Dataset rows describing interfaces
[Start of section]

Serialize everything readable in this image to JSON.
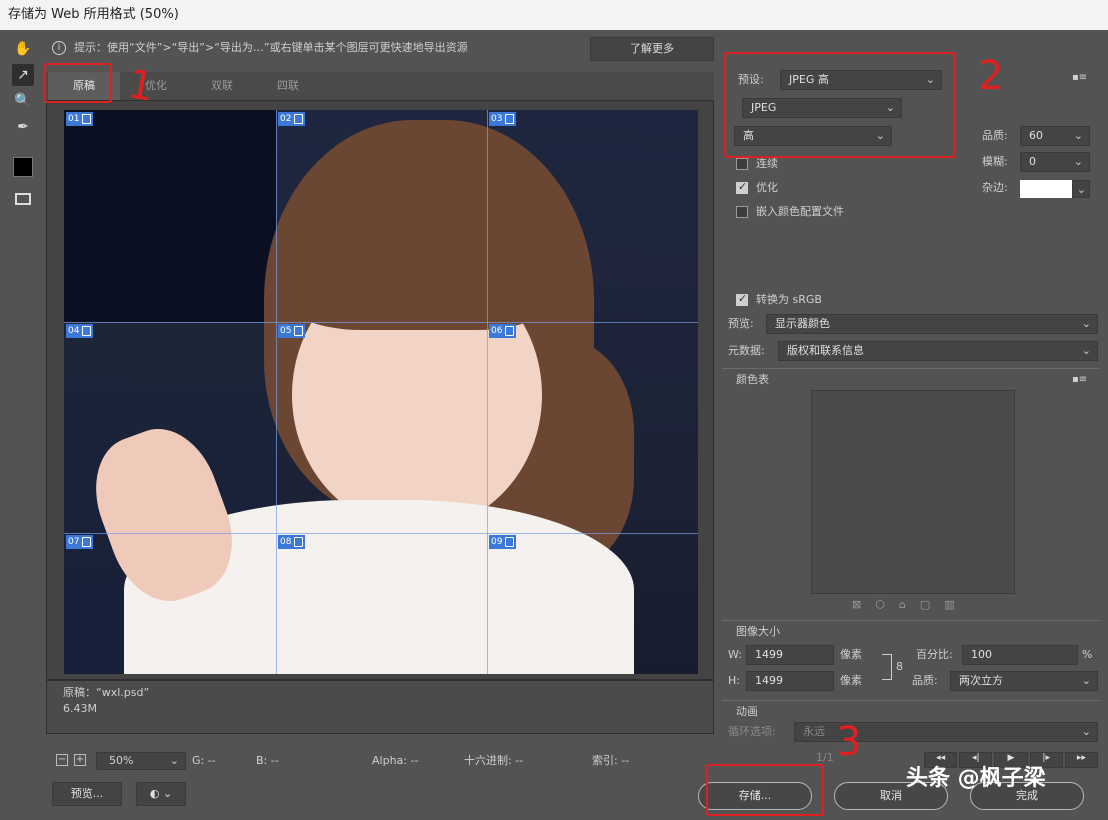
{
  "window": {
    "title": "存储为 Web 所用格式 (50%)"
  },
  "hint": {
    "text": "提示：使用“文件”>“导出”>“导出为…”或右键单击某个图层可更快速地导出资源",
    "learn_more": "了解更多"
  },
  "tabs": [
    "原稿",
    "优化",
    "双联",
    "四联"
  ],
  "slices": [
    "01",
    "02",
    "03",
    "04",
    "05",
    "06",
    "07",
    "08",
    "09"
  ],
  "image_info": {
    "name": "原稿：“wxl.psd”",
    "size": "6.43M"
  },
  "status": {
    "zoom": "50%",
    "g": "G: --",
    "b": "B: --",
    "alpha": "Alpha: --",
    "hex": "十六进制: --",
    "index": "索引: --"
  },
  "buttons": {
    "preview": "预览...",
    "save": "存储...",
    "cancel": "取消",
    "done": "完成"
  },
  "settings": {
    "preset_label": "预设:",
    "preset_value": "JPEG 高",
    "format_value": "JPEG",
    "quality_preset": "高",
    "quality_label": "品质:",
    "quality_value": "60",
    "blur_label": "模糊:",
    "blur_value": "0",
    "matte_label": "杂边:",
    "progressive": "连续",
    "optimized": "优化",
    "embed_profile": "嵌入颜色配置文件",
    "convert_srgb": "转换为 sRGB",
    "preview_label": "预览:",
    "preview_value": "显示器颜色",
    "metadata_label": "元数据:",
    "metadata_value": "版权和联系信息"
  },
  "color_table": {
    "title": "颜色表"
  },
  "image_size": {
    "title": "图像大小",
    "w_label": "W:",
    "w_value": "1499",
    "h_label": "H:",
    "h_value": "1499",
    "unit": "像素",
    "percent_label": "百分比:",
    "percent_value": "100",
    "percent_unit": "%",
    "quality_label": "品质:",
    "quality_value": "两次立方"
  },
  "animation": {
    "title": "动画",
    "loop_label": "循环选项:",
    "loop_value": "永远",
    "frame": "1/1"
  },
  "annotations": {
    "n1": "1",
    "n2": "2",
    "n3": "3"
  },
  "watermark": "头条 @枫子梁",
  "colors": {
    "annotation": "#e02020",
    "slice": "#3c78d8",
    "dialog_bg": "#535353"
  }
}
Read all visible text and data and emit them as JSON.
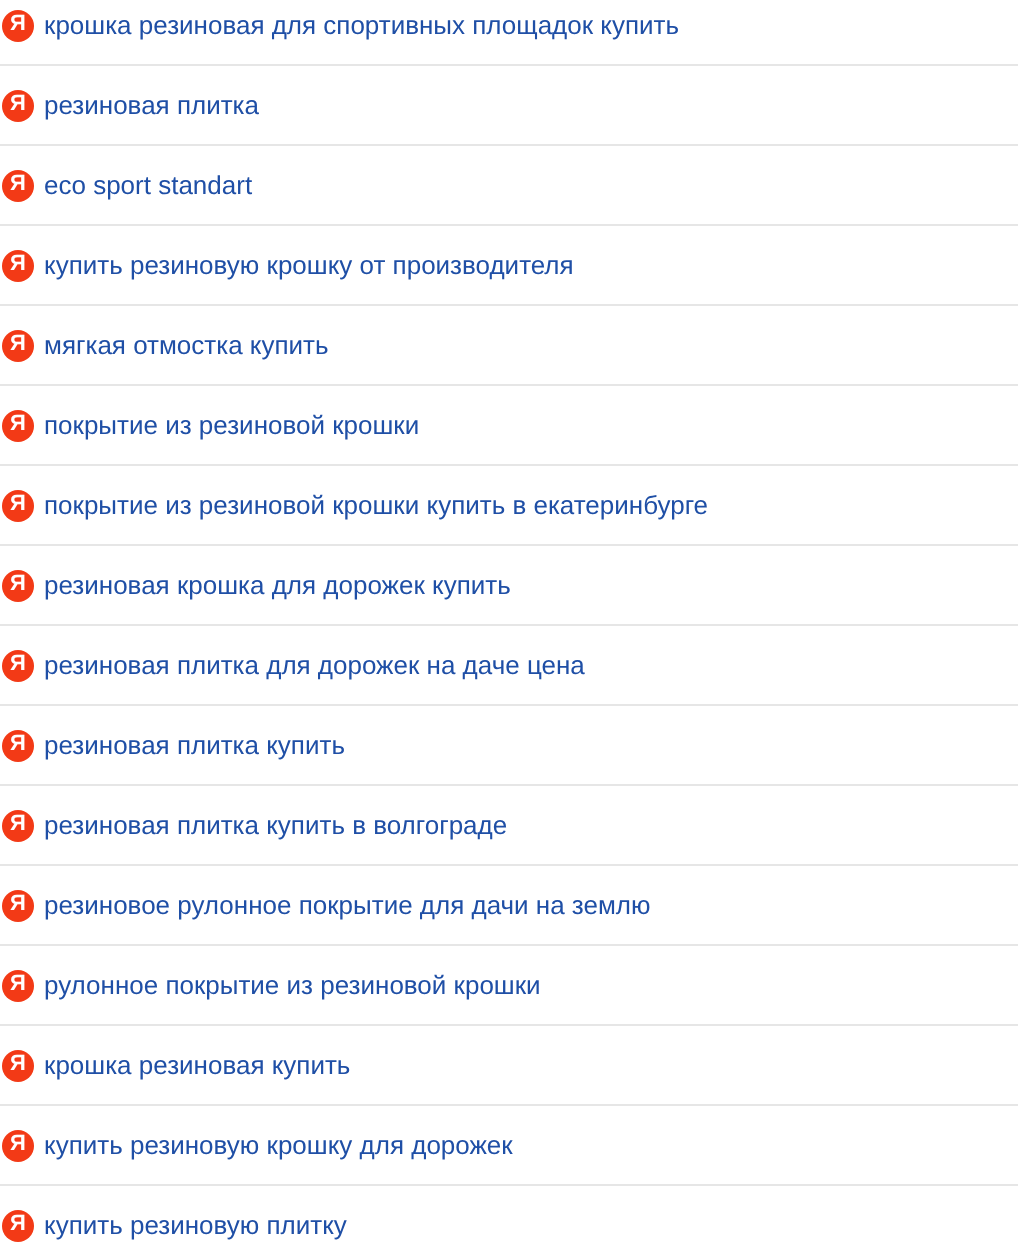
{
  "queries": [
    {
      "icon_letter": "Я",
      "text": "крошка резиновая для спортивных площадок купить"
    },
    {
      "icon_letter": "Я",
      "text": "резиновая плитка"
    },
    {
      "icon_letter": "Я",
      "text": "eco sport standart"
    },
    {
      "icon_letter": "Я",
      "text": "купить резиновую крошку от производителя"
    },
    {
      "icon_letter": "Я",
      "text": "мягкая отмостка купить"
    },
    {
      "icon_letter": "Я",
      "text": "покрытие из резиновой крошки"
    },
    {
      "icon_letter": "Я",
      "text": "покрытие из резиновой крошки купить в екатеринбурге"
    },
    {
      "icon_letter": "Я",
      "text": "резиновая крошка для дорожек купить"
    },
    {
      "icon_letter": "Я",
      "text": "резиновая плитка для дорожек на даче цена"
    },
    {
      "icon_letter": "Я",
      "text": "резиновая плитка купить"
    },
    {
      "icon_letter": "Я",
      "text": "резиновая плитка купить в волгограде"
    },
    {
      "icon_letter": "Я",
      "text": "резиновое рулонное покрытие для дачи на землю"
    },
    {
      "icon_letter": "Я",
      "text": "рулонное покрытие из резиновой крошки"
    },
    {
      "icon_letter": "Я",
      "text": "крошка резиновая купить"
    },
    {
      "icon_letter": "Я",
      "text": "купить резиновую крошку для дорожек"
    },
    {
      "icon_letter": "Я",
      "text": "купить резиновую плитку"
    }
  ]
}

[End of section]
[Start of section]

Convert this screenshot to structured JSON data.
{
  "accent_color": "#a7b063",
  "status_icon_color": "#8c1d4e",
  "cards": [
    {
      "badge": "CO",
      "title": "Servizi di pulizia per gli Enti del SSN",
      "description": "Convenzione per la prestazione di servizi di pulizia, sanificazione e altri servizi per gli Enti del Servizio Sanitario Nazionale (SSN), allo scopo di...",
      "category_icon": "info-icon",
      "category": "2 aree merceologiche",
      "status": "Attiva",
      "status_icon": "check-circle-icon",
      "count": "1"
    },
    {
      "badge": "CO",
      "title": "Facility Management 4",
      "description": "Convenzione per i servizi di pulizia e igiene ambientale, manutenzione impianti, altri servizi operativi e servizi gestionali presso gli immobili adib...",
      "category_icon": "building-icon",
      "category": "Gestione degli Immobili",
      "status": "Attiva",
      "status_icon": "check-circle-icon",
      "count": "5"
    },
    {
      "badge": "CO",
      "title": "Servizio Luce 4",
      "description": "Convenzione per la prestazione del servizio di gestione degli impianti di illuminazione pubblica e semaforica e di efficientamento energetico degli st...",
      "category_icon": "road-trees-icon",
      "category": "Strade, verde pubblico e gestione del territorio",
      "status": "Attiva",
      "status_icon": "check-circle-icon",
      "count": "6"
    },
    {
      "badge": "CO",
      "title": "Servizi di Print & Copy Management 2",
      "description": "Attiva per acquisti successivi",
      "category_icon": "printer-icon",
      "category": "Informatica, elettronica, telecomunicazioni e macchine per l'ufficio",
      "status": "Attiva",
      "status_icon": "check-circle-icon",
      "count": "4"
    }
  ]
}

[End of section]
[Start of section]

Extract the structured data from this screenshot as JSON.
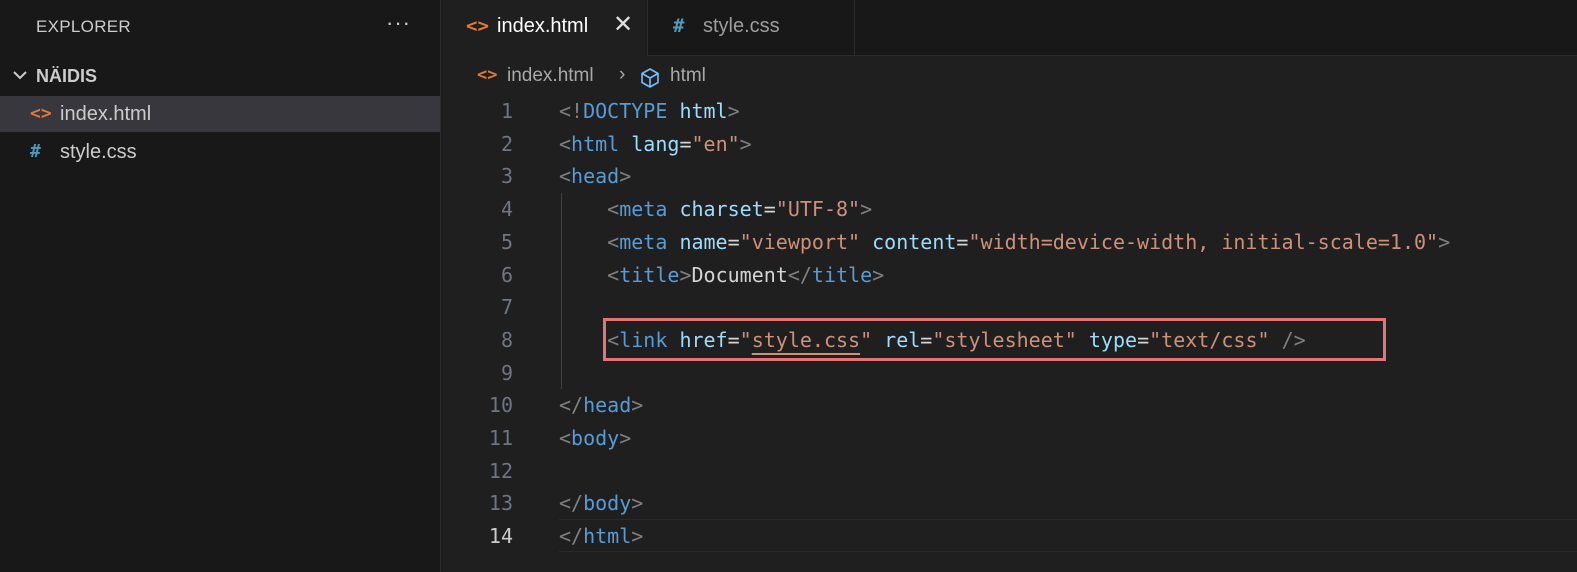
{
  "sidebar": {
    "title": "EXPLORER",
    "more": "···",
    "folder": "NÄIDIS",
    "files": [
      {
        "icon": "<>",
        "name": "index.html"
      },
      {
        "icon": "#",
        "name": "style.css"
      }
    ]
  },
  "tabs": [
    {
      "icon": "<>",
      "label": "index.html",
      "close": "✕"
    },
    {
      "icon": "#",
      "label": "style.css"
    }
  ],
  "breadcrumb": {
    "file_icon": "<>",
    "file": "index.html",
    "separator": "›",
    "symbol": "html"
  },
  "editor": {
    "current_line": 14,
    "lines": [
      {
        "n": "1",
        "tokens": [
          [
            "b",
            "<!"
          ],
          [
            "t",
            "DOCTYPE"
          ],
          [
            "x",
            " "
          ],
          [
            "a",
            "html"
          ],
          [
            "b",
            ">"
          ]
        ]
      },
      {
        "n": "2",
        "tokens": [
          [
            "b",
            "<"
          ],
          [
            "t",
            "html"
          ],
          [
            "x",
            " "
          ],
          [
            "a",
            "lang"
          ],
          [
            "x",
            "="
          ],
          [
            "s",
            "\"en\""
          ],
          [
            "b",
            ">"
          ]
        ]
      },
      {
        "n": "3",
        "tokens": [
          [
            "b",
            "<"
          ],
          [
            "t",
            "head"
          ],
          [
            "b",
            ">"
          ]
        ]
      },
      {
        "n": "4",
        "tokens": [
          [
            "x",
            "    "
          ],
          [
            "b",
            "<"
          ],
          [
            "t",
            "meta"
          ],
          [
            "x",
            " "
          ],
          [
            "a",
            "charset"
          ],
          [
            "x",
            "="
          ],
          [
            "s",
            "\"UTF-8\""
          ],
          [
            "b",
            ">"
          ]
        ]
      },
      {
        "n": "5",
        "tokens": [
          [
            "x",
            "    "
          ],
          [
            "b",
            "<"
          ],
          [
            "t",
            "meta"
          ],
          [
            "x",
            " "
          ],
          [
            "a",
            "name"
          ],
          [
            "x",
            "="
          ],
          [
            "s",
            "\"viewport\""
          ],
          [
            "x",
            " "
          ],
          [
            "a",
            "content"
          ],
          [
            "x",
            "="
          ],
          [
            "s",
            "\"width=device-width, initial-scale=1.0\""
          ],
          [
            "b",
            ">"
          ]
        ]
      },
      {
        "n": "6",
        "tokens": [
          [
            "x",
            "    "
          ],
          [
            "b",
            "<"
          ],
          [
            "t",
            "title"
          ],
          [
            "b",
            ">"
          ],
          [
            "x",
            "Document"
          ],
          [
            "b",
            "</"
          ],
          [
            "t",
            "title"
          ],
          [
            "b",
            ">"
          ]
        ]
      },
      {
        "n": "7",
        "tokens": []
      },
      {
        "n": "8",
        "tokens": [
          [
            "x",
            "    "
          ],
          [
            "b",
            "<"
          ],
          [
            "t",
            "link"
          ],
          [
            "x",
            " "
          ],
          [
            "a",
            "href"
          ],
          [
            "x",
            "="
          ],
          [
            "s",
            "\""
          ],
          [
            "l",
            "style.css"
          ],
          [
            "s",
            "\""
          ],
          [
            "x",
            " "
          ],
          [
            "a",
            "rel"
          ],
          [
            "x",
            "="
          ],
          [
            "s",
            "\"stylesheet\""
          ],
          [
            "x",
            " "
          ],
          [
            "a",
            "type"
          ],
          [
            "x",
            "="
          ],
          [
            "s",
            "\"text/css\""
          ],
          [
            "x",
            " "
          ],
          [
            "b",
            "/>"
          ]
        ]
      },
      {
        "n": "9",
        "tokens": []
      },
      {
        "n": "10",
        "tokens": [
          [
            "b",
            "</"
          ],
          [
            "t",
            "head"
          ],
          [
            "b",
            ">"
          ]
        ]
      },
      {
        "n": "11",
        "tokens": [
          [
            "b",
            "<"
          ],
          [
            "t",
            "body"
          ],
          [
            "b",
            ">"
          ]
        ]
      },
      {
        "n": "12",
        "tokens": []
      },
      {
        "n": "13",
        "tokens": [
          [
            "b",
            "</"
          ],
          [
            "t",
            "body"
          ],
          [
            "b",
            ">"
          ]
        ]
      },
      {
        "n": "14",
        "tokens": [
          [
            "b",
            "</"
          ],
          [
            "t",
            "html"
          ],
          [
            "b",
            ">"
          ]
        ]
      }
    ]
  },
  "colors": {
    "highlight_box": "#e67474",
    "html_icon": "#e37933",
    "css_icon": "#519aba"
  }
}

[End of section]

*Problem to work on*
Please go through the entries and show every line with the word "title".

*Answer space*
    "title": "存储为 Web 所用格式 (50%)"
    "title": "颜色表"
    "title": "图像大小",
    "title": "动画",
      "title": "Servizi di pulizia per gli Enti del SSN",
      "title": "Facility Management 4",
      "title": "Servizio Luce 4",
      "title": "Servizi di Print & Copy Management 2",
    "title": "EXPLORER",
            "title"
            "title"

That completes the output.